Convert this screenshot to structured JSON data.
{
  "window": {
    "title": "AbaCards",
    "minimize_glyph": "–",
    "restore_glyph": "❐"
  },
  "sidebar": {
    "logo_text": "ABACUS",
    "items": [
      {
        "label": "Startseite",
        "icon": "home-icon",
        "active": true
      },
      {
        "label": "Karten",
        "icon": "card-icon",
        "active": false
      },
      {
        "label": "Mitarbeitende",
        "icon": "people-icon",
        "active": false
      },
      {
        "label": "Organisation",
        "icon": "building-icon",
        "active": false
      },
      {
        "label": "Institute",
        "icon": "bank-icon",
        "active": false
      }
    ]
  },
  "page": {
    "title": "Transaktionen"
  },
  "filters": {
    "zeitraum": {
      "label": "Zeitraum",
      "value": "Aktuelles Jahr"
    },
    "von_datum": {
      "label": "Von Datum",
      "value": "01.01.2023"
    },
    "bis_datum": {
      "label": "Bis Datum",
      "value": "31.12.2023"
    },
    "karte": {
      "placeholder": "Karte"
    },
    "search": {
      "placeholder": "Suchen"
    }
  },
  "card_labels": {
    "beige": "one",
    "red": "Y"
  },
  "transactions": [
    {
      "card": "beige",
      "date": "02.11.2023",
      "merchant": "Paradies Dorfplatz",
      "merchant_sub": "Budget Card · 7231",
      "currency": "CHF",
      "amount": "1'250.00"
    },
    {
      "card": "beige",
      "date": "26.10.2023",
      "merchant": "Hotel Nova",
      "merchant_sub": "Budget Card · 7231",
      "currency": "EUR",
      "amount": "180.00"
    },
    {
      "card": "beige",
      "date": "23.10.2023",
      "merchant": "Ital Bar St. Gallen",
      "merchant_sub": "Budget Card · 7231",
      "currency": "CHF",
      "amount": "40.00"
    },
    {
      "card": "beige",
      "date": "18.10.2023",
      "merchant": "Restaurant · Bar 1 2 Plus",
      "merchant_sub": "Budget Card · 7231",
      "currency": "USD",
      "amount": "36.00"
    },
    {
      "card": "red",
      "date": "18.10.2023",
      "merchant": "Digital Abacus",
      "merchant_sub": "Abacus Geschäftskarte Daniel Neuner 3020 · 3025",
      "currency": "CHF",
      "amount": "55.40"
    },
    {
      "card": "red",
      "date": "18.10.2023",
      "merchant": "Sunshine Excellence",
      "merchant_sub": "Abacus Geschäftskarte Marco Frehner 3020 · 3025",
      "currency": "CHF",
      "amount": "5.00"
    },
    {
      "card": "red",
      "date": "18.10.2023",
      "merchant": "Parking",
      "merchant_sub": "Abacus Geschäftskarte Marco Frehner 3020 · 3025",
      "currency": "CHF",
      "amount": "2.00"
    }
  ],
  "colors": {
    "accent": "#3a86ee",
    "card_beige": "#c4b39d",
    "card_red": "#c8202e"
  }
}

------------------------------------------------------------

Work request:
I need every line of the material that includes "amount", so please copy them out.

Written solution:
      "amount": "1'250.00"
      "amount": "180.00"
      "amount": "40.00"
      "amount": "36.00"
      "amount": "55.40"
      "amount": "5.00"
      "amount": "2.00"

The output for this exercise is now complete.